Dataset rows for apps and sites
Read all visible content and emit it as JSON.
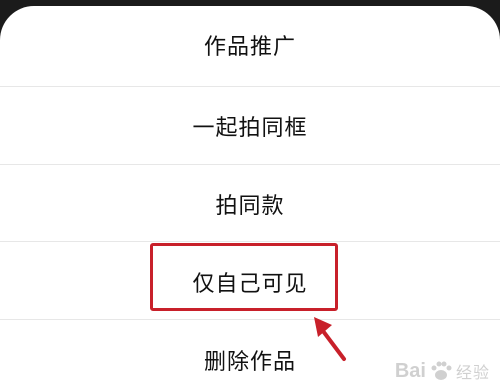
{
  "menu": {
    "items": [
      {
        "label": "作品推广"
      },
      {
        "label": "一起拍同框"
      },
      {
        "label": "拍同款"
      },
      {
        "label": "仅自己可见"
      },
      {
        "label": "删除作品"
      }
    ]
  },
  "annotation": {
    "highlight_color": "#c8202a",
    "highlighted_item": "仅自己可见"
  },
  "watermark": {
    "brand": "Bai",
    "suffix": "经验"
  }
}
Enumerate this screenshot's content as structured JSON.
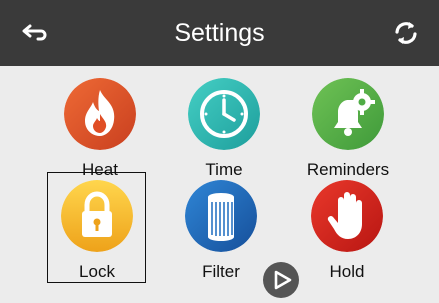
{
  "header": {
    "title": "Settings",
    "back_icon": "back-arrow-icon",
    "refresh_icon": "refresh-icon"
  },
  "tiles": [
    {
      "label": "Heat",
      "icon": "flame-icon",
      "color": "#e8552b"
    },
    {
      "label": "Time",
      "icon": "clock-icon",
      "color": "#2bb6b0"
    },
    {
      "label": "Reminders",
      "icon": "bell-gear-icon",
      "color": "#5bb247"
    },
    {
      "label": "Lock",
      "icon": "padlock-icon",
      "color": "#f2b022",
      "selected": true
    },
    {
      "label": "Filter",
      "icon": "filter-cartridge-icon",
      "color": "#1f6bbd"
    },
    {
      "label": "Hold",
      "icon": "hand-stop-icon",
      "color": "#d9261f"
    }
  ],
  "play_icon": "play-icon",
  "colors": {
    "header_bg": "#3a3a3a",
    "page_bg": "#ececec"
  }
}
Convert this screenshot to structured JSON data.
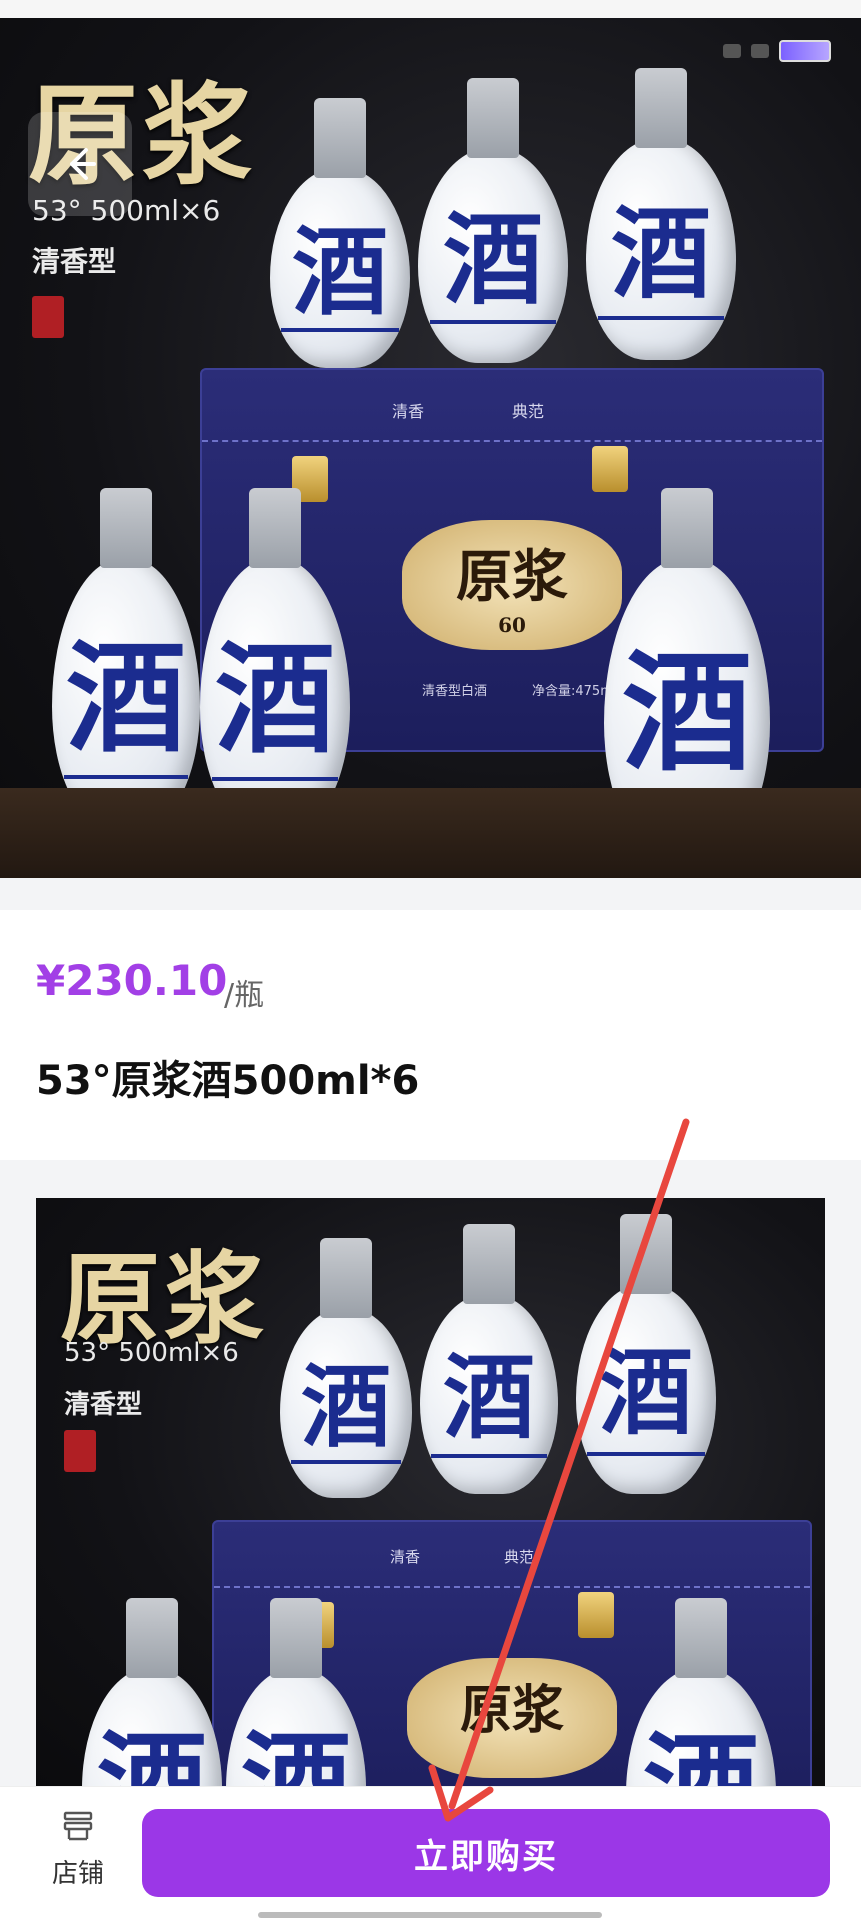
{
  "hero": {
    "brand": "原浆",
    "spec": "53° 500ml×6",
    "type": "清香型",
    "box_tag_left": "清香",
    "box_tag_right": "典范",
    "badge_brand": "原浆",
    "badge_num": "60",
    "box_line": "清香型白酒",
    "box_net": "净含量:475ml×6",
    "bottle_glyph": "酒"
  },
  "product": {
    "price": "¥230.10",
    "unit": "/瓶",
    "title": "53°原浆酒500ml*6"
  },
  "detail": {
    "brand": "原浆",
    "spec": "53° 500ml×6",
    "type": "清香型",
    "box_tag_left": "清香",
    "box_tag_right": "典范",
    "badge_brand": "原浆",
    "bottle_glyph": "酒"
  },
  "bottom_bar": {
    "shop_label": "店铺",
    "buy_label": "立即购买"
  },
  "colors": {
    "accent": "#9b37e7",
    "price": "#a23fe6",
    "annotation_arrow": "#e8473e"
  }
}
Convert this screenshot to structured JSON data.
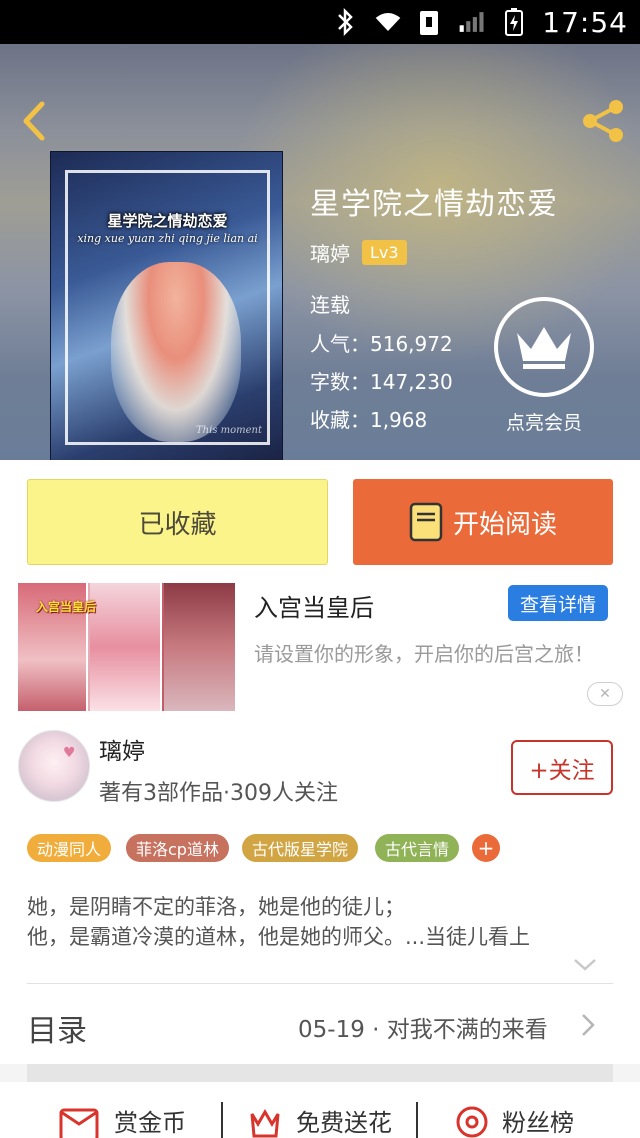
{
  "status_bar": {
    "time": "17:54",
    "icons": [
      "bluetooth-icon",
      "wifi-icon",
      "sim-notification-icon",
      "signal-icon",
      "battery-charging-icon"
    ]
  },
  "header": {
    "back_icon": "chevron-left-icon",
    "share_icon": "share-icon",
    "cover": {
      "title_text": "星学院之情劫恋爱",
      "subtitle_text": "xing xue yuan zhi qing jie lian ai",
      "signature": "This moment"
    },
    "book_title": "星学院之情劫恋爱",
    "author": "璃婷",
    "level": "Lv3",
    "status": "连载",
    "popularity": "人气：516,972",
    "word_count": "字数：147,230",
    "favorites": "收藏：1,968",
    "vip_icon": "crown-icon",
    "vip_label": "点亮会员",
    "accent_color": "#f2c247"
  },
  "actions": {
    "favorite_label": "已收藏",
    "read_label": "开始阅读",
    "read_icon": "book-icon",
    "favorite_color": "#fbf48a",
    "read_color": "#ea6a3a"
  },
  "ad": {
    "image_text": "入宫当皇后",
    "title": "入宫当皇后",
    "detail_label": "查看详情",
    "description": "请设置你的形象，开启你的后宫之旅！",
    "close_icon": "close-icon"
  },
  "author_section": {
    "name": "璃婷",
    "stats": "著有3部作品·309人关注",
    "follow_label": "+关注"
  },
  "tags": [
    "动漫同人",
    "菲洛cp道林",
    "古代版星学院",
    "古代言情"
  ],
  "tag_more": "+",
  "description": "她，是阴睛不定的菲洛，她是他的徒儿；\n他，是霸道冷漠的道林，他是她的师父。...当徒儿看上",
  "catalog": {
    "label": "目录",
    "latest": "05-19 · 对我不满的来看"
  },
  "bottom_actions": [
    {
      "label": "赏金币",
      "icon": "reward-envelope-icon"
    },
    {
      "label": "免费送花",
      "icon": "flower-icon"
    },
    {
      "label": "粉丝榜",
      "icon": "fan-rank-icon"
    }
  ]
}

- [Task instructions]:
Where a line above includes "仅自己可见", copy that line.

- [Result]:
        "label": "仅自己可见"
    "highlighted_item": "仅自己可见"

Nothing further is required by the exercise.